**Action item**
Reproduce the complete set of records exactly. No picture is to appear in the copy.

*** Opening of Listed records ***

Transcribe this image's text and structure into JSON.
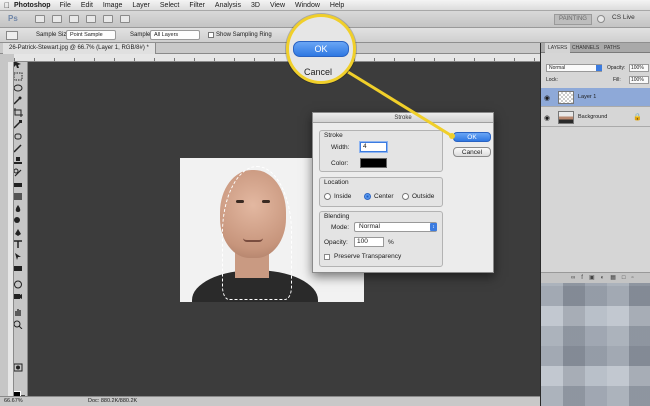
{
  "menubar": {
    "apple": "",
    "app": "Photoshop",
    "items": [
      "File",
      "Edit",
      "Image",
      "Layer",
      "Select",
      "Filter",
      "Analysis",
      "3D",
      "View",
      "Window",
      "Help"
    ]
  },
  "appbar": {
    "logo": "Ps",
    "workspace": "PAINTING",
    "cs_live": "CS Live"
  },
  "options": {
    "sample_size_label": "Sample Size:",
    "sample_size_value": "Point Sample",
    "sample_label": "Sample:",
    "sample_value": "All Layers",
    "ring_label": "Show Sampling Ring"
  },
  "document": {
    "tab_title": "26-Patrick-Stewart.jpg @ 66.7% (Layer 1, RGB/8#) *",
    "zoom": "66.67%",
    "doc_info": "Doc: 880.2K/880.2K"
  },
  "panel": {
    "tabs": [
      "LAYERS",
      "CHANNELS",
      "PATHS"
    ],
    "blend_mode": "Normal",
    "opacity_label": "Opacity:",
    "opacity_value": "100%",
    "lock_label": "Lock:",
    "fill_label": "Fill:",
    "fill_value": "100%",
    "layers": [
      {
        "name": "Layer 1",
        "selected": true
      },
      {
        "name": "Background",
        "selected": false
      }
    ]
  },
  "dialog": {
    "title": "Stroke",
    "stroke_group": "Stroke",
    "width_label": "Width:",
    "width_value": "4",
    "color_label": "Color:",
    "color_value": "#000000",
    "location_group": "Location",
    "location_options": [
      "Inside",
      "Center",
      "Outside"
    ],
    "location_selected": "Center",
    "blending_group": "Blending",
    "mode_label": "Mode:",
    "mode_value": "Normal",
    "opacity_label": "Opacity:",
    "opacity_value": "100",
    "opacity_unit": "%",
    "preserve_label": "Preserve Transparency",
    "ok_label": "OK",
    "cancel_label": "Cancel"
  },
  "callout": {
    "ok_label": "OK",
    "cancel_label": "Cancel",
    "accent": "#f0cf2a"
  }
}
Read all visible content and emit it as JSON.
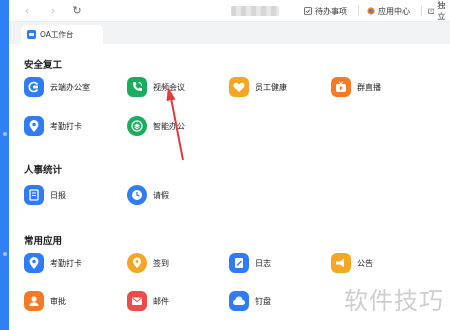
{
  "toolbar": {
    "back_icon": "‹",
    "forward_icon": "›",
    "refresh_icon": "↻",
    "items": [
      {
        "label": "待办事项",
        "icon": "todo-icon"
      },
      {
        "label": "应用中心",
        "icon": "app-center-icon"
      },
      {
        "label": "独立",
        "icon": "window-icon"
      }
    ]
  },
  "tab": {
    "label": "OA工作台",
    "icon": "oa-icon"
  },
  "sections": [
    {
      "title": "安全复工",
      "apps": [
        {
          "label": "云端办公室",
          "color": "#2f7cf6",
          "icon": "cloud-office-icon"
        },
        {
          "label": "视频会议",
          "color": "#1aad5e",
          "icon": "video-meeting-icon"
        },
        {
          "label": "员工健康",
          "color": "#f5a623",
          "icon": "heart-icon"
        },
        {
          "label": "群直播",
          "color": "#f57a23",
          "icon": "live-icon"
        },
        {
          "label": "考勤打卡",
          "color": "#2f7cf6",
          "icon": "location-icon"
        },
        {
          "label": "智能办公",
          "color": "#1aad5e",
          "icon": "smart-office-icon"
        }
      ]
    },
    {
      "title": "人事统计",
      "apps": [
        {
          "label": "日报",
          "color": "#2f7cf6",
          "icon": "daily-report-icon"
        },
        {
          "label": "请假",
          "color": "#2f7cf6",
          "icon": "clock-icon"
        }
      ]
    },
    {
      "title": "常用应用",
      "apps": [
        {
          "label": "考勤打卡",
          "color": "#2f7cf6",
          "icon": "location-icon"
        },
        {
          "label": "签到",
          "color": "#f5a623",
          "icon": "checkin-icon"
        },
        {
          "label": "日志",
          "color": "#2f7cf6",
          "icon": "log-icon"
        },
        {
          "label": "公告",
          "color": "#f5a623",
          "icon": "announcement-icon"
        },
        {
          "label": "审批",
          "color": "#f57a23",
          "icon": "approval-icon"
        },
        {
          "label": "邮件",
          "color": "#ef4b4b",
          "icon": "mail-icon"
        },
        {
          "label": "钉盘",
          "color": "#2f7cf6",
          "icon": "cloud-drive-icon"
        }
      ]
    }
  ],
  "watermark": "软件技巧",
  "colors": {
    "accent": "#2f80f5",
    "annotation_arrow": "#e23b3b"
  }
}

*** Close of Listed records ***

**Completed exercise**
Transcribe this image's text and structure into JSON.
{
  "menubar": {
    "apple": "",
    "app": "Photoshop",
    "items": [
      "File",
      "Edit",
      "Image",
      "Layer",
      "Select",
      "Filter",
      "Analysis",
      "3D",
      "View",
      "Window",
      "Help"
    ]
  },
  "appbar": {
    "logo": "Ps",
    "workspace": "PAINTING",
    "cs_live": "CS Live"
  },
  "options": {
    "sample_size_label": "Sample Size:",
    "sample_size_value": "Point Sample",
    "sample_label": "Sample:",
    "sample_value": "All Layers",
    "ring_label": "Show Sampling Ring"
  },
  "document": {
    "tab_title": "26-Patrick-Stewart.jpg @ 66.7% (Layer 1, RGB/8#) *",
    "zoom": "66.67%",
    "doc_info": "Doc: 880.2K/880.2K"
  },
  "panel": {
    "tabs": [
      "LAYERS",
      "CHANNELS",
      "PATHS"
    ],
    "blend_mode": "Normal",
    "opacity_label": "Opacity:",
    "opacity_value": "100%",
    "lock_label": "Lock:",
    "fill_label": "Fill:",
    "fill_value": "100%",
    "layers": [
      {
        "name": "Layer 1",
        "selected": true
      },
      {
        "name": "Background",
        "selected": false
      }
    ]
  },
  "dialog": {
    "title": "Stroke",
    "stroke_group": "Stroke",
    "width_label": "Width:",
    "width_value": "4",
    "color_label": "Color:",
    "color_value": "#000000",
    "location_group": "Location",
    "location_options": [
      "Inside",
      "Center",
      "Outside"
    ],
    "location_selected": "Center",
    "blending_group": "Blending",
    "mode_label": "Mode:",
    "mode_value": "Normal",
    "opacity_label": "Opacity:",
    "opacity_value": "100",
    "opacity_unit": "%",
    "preserve_label": "Preserve Transparency",
    "ok_label": "OK",
    "cancel_label": "Cancel"
  },
  "callout": {
    "ok_label": "OK",
    "cancel_label": "Cancel",
    "accent": "#f0cf2a"
  }
}
Read all visible content and emit it as JSON.
{
  "toolbar": {
    "back_icon": "‹",
    "forward_icon": "›",
    "refresh_icon": "↻",
    "items": [
      {
        "label": "待办事项",
        "icon": "todo-icon"
      },
      {
        "label": "应用中心",
        "icon": "app-center-icon"
      },
      {
        "label": "独立",
        "icon": "window-icon"
      }
    ]
  },
  "tab": {
    "label": "OA工作台",
    "icon": "oa-icon"
  },
  "sections": [
    {
      "title": "安全复工",
      "apps": [
        {
          "label": "云端办公室",
          "color": "#2f7cf6",
          "icon": "cloud-office-icon"
        },
        {
          "label": "视频会议",
          "color": "#1aad5e",
          "icon": "video-meeting-icon"
        },
        {
          "label": "员工健康",
          "color": "#f5a623",
          "icon": "heart-icon"
        },
        {
          "label": "群直播",
          "color": "#f57a23",
          "icon": "live-icon"
        },
        {
          "label": "考勤打卡",
          "color": "#2f7cf6",
          "icon": "location-icon"
        },
        {
          "label": "智能办公",
          "color": "#1aad5e",
          "icon": "smart-office-icon"
        }
      ]
    },
    {
      "title": "人事统计",
      "apps": [
        {
          "label": "日报",
          "color": "#2f7cf6",
          "icon": "daily-report-icon"
        },
        {
          "label": "请假",
          "color": "#2f7cf6",
          "icon": "clock-icon"
        }
      ]
    },
    {
      "title": "常用应用",
      "apps": [
        {
          "label": "考勤打卡",
          "color": "#2f7cf6",
          "icon": "location-icon"
        },
        {
          "label": "签到",
          "color": "#f5a623",
          "icon": "checkin-icon"
        },
        {
          "label": "日志",
          "color": "#2f7cf6",
          "icon": "log-icon"
        },
        {
          "label": "公告",
          "color": "#f5a623",
          "icon": "announcement-icon"
        },
        {
          "label": "审批",
          "color": "#f57a23",
          "icon": "approval-icon"
        },
        {
          "label": "邮件",
          "color": "#ef4b4b",
          "icon": "mail-icon"
        },
        {
          "label": "钉盘",
          "color": "#2f7cf6",
          "icon": "cloud-drive-icon"
        }
      ]
    }
  ],
  "watermark": "软件技巧",
  "colors": {
    "accent": "#2f80f5",
    "annotation_arrow": "#e23b3b"
  }
}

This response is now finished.